Girl, it’s pretty fucking incredible that you can have legs long enough to simultaneously keep you feet firmly on the ground and your head in the damn clouds.”
My friend Myles made this statement in an exacerbated moment, frustrated by my mention of a passing spirit that had caught my attention. Myles is a pretty hardcore rational thinker – a scientist, an atheist, and a complete skeptic of all things paranormal, mystical, and metaphysical. I’m open-minded about the role of both science and religion, a believer in at least few things strange and unusual, and a polytheist. That we manage to be friends is proof to me of the existence of mystical and magical forces in the universe.*
While Myles’ comment was made in a bit of a pissy, sarcastic tone, there is some core truth in it. Exploring paganism requires ‘legs long enough’ to keep yourself open to extraordinary, sometimes unexplainable events… and not let yourself get carried away by them. We all know (or have been ourselves) that overzealous new practitioner who see omens everywhere and interprets every event as something mystical or magical. It’s all too easy to get caught up in moment and in the feeling that the universe is a book of secrets to be decoded… or to assume that the events in our lives are all signs or messages from the deities. And yet, if we’re go down most pagan paths, we cannot immediately dismiss all possible mystical or unexplained events. There will be things that we cannot explain with science, logic, or rational thought.
As in all things, I think there has to be a balance between skepticism and mysticism, lest we get carried away with our own illusions of grandeur. It feels really good to think that the gods have chosen to favor us with their attention or that we’re somehow witness to something extraordinary. Yet we need to take care that we aren’t blowing things out of proportion, that we allow ourselves the opportunity to see things that others may not, and yet still keep things in a reasonable perspective. It’s not always an easy task to accomplish, but well worth the effort for those who do.
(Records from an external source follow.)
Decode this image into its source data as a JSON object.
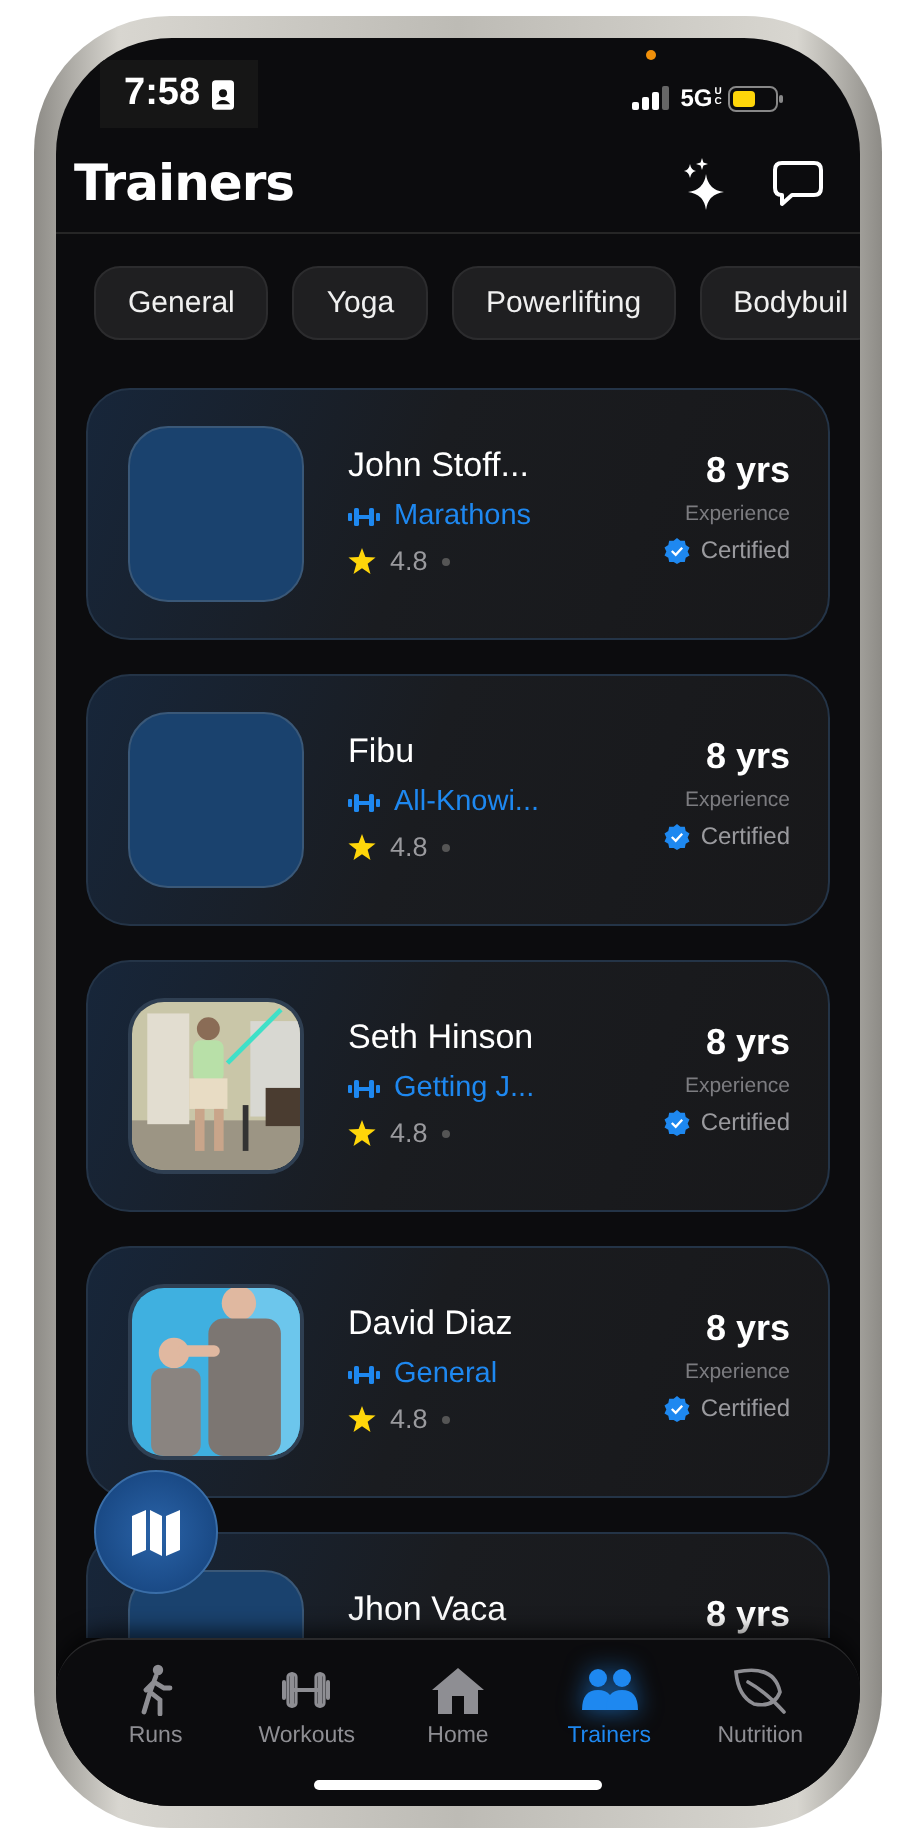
{
  "status_bar": {
    "time": "7:58",
    "network": "5G",
    "network_badge": "UC"
  },
  "header": {
    "title": "Trainers"
  },
  "categories": [
    {
      "label": "General"
    },
    {
      "label": "Yoga"
    },
    {
      "label": "Powerlifting"
    },
    {
      "label": "Bodybuil"
    }
  ],
  "trainers": [
    {
      "name": "John Stoff...",
      "specialty": "Marathons",
      "rating": "4.8",
      "years": "8 yrs",
      "experience_label": "Experience",
      "certified_label": "Certified",
      "kind": "blank"
    },
    {
      "name": "Fibu",
      "specialty": "All-Knowi...",
      "rating": "4.8",
      "years": "8 yrs",
      "experience_label": "Experience",
      "certified_label": "Certified",
      "kind": "blank"
    },
    {
      "name": "Seth Hinson",
      "specialty": "Getting J...",
      "rating": "4.8",
      "years": "8 yrs",
      "experience_label": "Experience",
      "certified_label": "Certified",
      "kind": "picture"
    },
    {
      "name": "David Diaz",
      "specialty": "General",
      "rating": "4.8",
      "years": "8 yrs",
      "experience_label": "Experience",
      "certified_label": "Certified",
      "kind": "picture"
    },
    {
      "name": "Jhon Vaca",
      "years": "8 yrs",
      "kind": "blank"
    }
  ],
  "tab_bar": [
    {
      "label": "Runs",
      "selected": false
    },
    {
      "label": "Workouts",
      "selected": false
    },
    {
      "label": "Home",
      "selected": false
    },
    {
      "label": "Trainers",
      "selected": true
    },
    {
      "label": "Nutrition",
      "selected": false
    }
  ]
}
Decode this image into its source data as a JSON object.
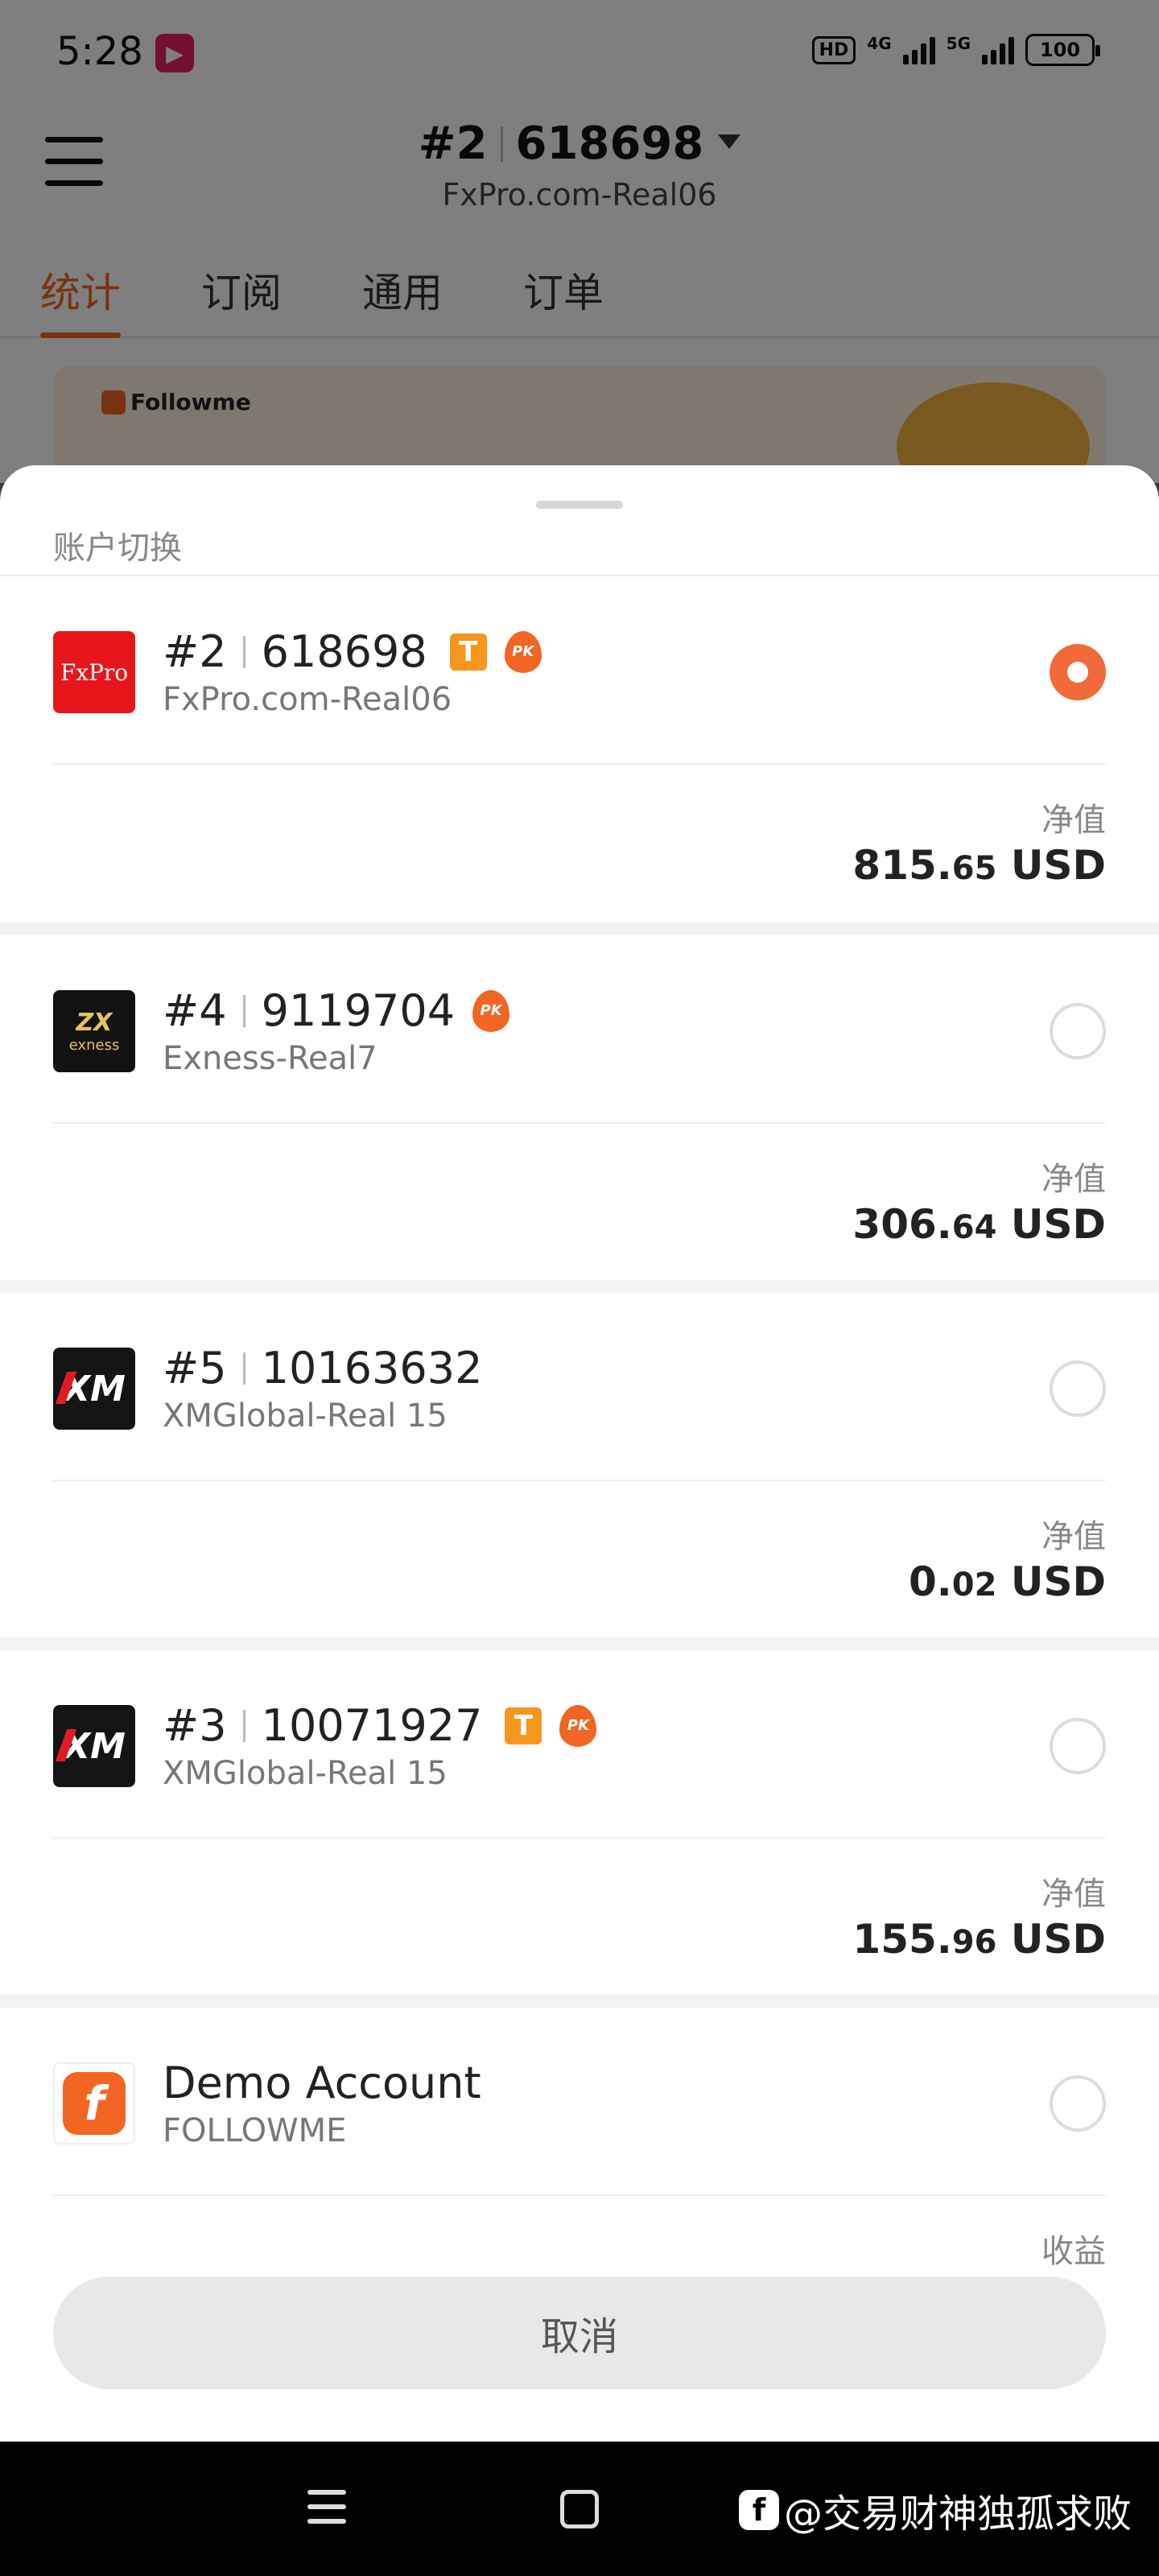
{
  "status_bar": {
    "time": "5:28",
    "network_hd": "HD",
    "net_4g": "4G",
    "net_5g": "5G",
    "battery": "100"
  },
  "header": {
    "account_index": "#2",
    "account_number": "618698",
    "server": "FxPro.com-Real06"
  },
  "tabs": [
    {
      "label": "统计",
      "active": true
    },
    {
      "label": "订阅",
      "active": false
    },
    {
      "label": "通用",
      "active": false
    },
    {
      "label": "订单",
      "active": false
    }
  ],
  "banner": {
    "brand": "Followme"
  },
  "sheet": {
    "title": "账户切换",
    "cancel_label": "取消",
    "accounts": [
      {
        "index": "#2",
        "number": "618698",
        "server": "FxPro.com-Real06",
        "logo": "FxPro",
        "badge_t": "T",
        "badge_pk": "PK",
        "selected": true,
        "value_label": "净值",
        "value_int": "815.",
        "value_dec": "65",
        "currency": " USD"
      },
      {
        "index": "#4",
        "number": "9119704",
        "server": "Exness-Real7",
        "logo": "exness",
        "badge_pk": "PK",
        "selected": false,
        "value_label": "净值",
        "value_int": "306.",
        "value_dec": "64",
        "currency": " USD"
      },
      {
        "index": "#5",
        "number": "10163632",
        "server": "XMGlobal-Real 15",
        "logo": "XM",
        "selected": false,
        "value_label": "净值",
        "value_int": "0.",
        "value_dec": "02",
        "currency": " USD"
      },
      {
        "index": "#3",
        "number": "10071927",
        "server": "XMGlobal-Real 15",
        "logo": "XM",
        "badge_t": "T",
        "badge_pk": "PK",
        "selected": false,
        "value_label": "净值",
        "value_int": "155.",
        "value_dec": "96",
        "currency": " USD"
      },
      {
        "name": "Demo Account",
        "server": "FOLLOWME",
        "logo": "f",
        "selected": false,
        "value_label": "收益"
      }
    ]
  },
  "watermark": {
    "icon": "f",
    "text": "@交易财神独孤求败"
  },
  "colors": {
    "accent": "#f26522",
    "radio_selected": "#f26a3a",
    "badge_t": "#f6961e"
  }
}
*On a side note: Myles’ explanation for our friendship is that I can cook, whereas he is, in his own words, “a hopeless incompetent” in the kitchen. Myles is a black hole for all things mystical and magical (and I’m sure he’d take that as a compliment).